On the conversation between Macau tertiary and secondary educators
The work of tertiary and secondary school teachers is highly connected. In a small city like Macau, the student groups that both sectors serve share many of the same challenges, restrictions, and hopes. Despite what the two sectors have in common, there have been few public instances where an open exchange of ideas take place. On March 8, 2017, CTLE and the Macao Association for the Advancement of English Language Teachers (MÆLT) co-hosted a panel discussion that aimed to allow exchange between secondary and tertiary teachers. Four educators including Prof. Agnes Lam from Faculty of Social Sciences (UM), Mr. Andrew Lo Man Chi from Sheng Kung Hui Choi Kou School Macau, Mr. Jack Ng from Sacred Heart Canossian College (English Section), and Prof. Vong Sou Kuan from Faculty of Education (UM), were invited to speak on the panel.
The speakers brought up a lot of insights and observations from their experiences. They pointed out changes that they observed in their students over the years, learning power that they have, and the increasingly changing demographics among them. It was mentioned that university students now, unlike those from one or two decades ago, appear to be less mature and independent. They seem to rely more on their professors’ step-by-step instructions as well as their professors’ reminders of basic classroom etiquette, even at the senior level. While there may be many factors contributing to this change, students’ eagerness to learn and their eagerness to succeed were emphasized. Despite this seemingly discouraging observation, it was also mentioned that our students now are highly creative and adaptable. Both Mr. Jack Ng and Mr. Andrew Lo suggested that if given the right guidance and opportunities, students are capable of achieving good results in both academic and extra-curricular events. Another important observation is the new demographics in Macao local schools. Examples of new student groups include: immigrant students, students with parents who work night shifts, and others. Because of the new demographics, students and teachers are faced with different challenges that were not that much of a problem ten or fifteen years ago. Since school teachers are the ones who see their students the most on a daily basis, they play an important role in their lives. This new role has become a consideration that teachers have to take into account in their teaching.
Towards the end of the discussion, a question of great interest was raised – whose job is it to help students transit from secondary to tertiary education, school or university? This question raised a lot of discussion. What we heard from the panel was that in the school level, apart from preparing students academically for university, teachers also do a lot of work to cultivate students’ sense of responsibility and independence. In terms of tertiary education, it was mentioned that professors tend to be more understanding in students’ first year of study but their expectations increase as students progress in their university career.

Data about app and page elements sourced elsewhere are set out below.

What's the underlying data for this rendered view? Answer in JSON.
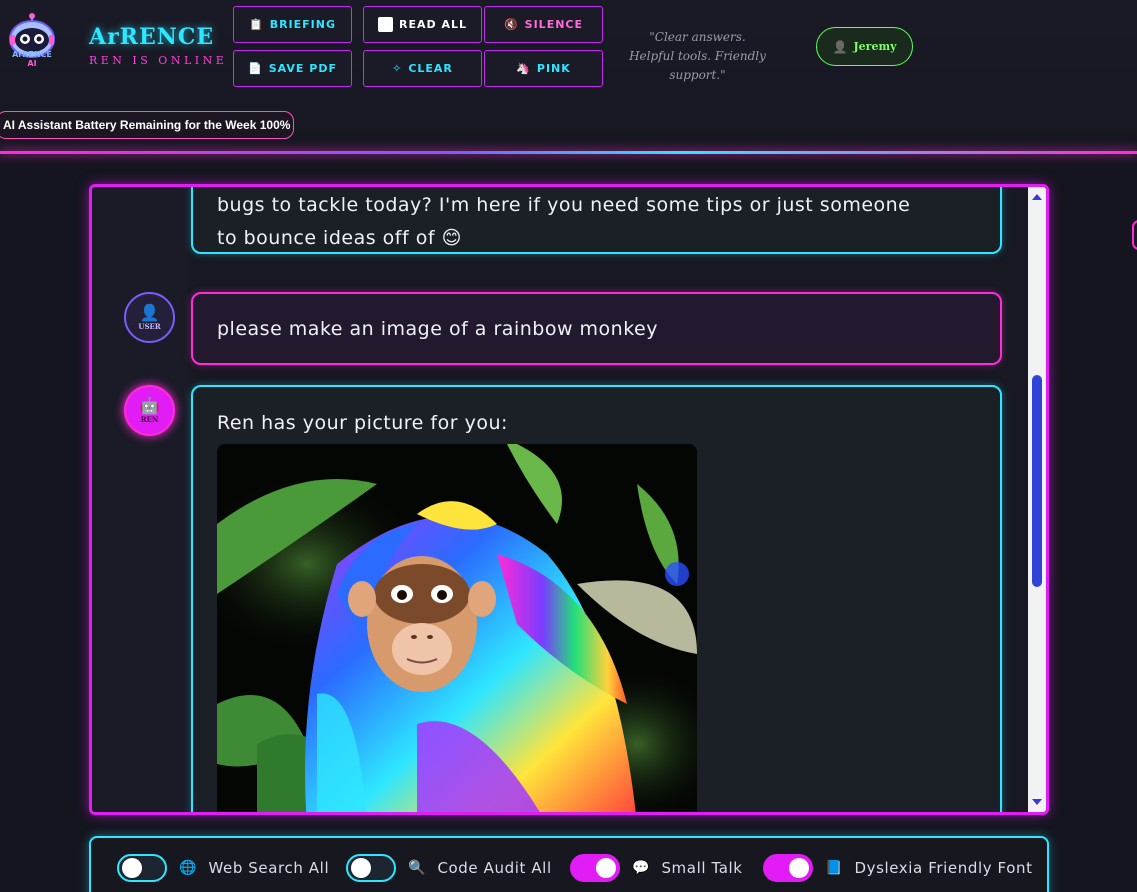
{
  "brand": {
    "logo_text": "ArRENCE",
    "logo_sub": "AI",
    "title": "ArRENCE",
    "subtitle": "REN IS ONLINE"
  },
  "toolbar": {
    "briefing": {
      "icon": "📋",
      "label": "BRIEFING"
    },
    "read_all": {
      "label": "READ ALL"
    },
    "silence": {
      "icon": "🔇",
      "label": "SILENCE"
    },
    "save_pdf": {
      "icon": "📄",
      "label": "SAVE PDF"
    },
    "clear": {
      "icon": "✧",
      "label": "CLEAR"
    },
    "pink": {
      "icon": "🦄",
      "label": "PINK"
    }
  },
  "quote": {
    "line1": "\"Clear answers.",
    "line2": "Helpful tools. Friendly support.\""
  },
  "user": {
    "name": "Jeremy",
    "icon": "👤"
  },
  "battery": {
    "label": "AI Assistant Battery Remaining for the Week 100%",
    "percent": 100
  },
  "messages": [
    {
      "role": "ai",
      "line1": "bugs to tackle today? I'm here if you need some tips or just someone",
      "line2": "to bounce ideas off of 😊"
    },
    {
      "role": "user",
      "avatar_label": "USER",
      "text": "please make an image of a rainbow monkey"
    },
    {
      "role": "ai",
      "avatar_label": "REN",
      "text": "Ren has your picture for you:"
    }
  ],
  "footer": {
    "toggles": [
      {
        "icon": "🌐",
        "label": "Web Search All",
        "on": false
      },
      {
        "icon": "🔍",
        "label": "Code Audit All",
        "on": false
      },
      {
        "icon": "💬",
        "label": "Small Talk",
        "on": true
      },
      {
        "icon": "📘",
        "label": "Dyslexia Friendly Font",
        "on": true
      }
    ]
  },
  "colors": {
    "accent_cyan": "#2ee6ff",
    "accent_magenta": "#e21cf5",
    "accent_pink": "#ff2bd6",
    "user_green": "#5cff5c",
    "background": "#15151f"
  }
}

As the moderator of the discussion, I was inspired in many ways. What encouraged me the most was the passion of educators from both sectors. No matter what subject matter we teach, it seems that what educators care most about is our students’ desire to learn. We want our students to be creative. We want them to be responsible and independent thinkers. We want them to care about what they are doing. I would like to thank CTLE, MÆLT, all the speakers and participants on the day.
written by Miranda Sin I Ma
CTLE Faculty Coordinator
ELC Senior Instructor
by Ms. Miranda Ma, CTLE Faculty Coordinator
MÆLT President and ELC Senior Instructor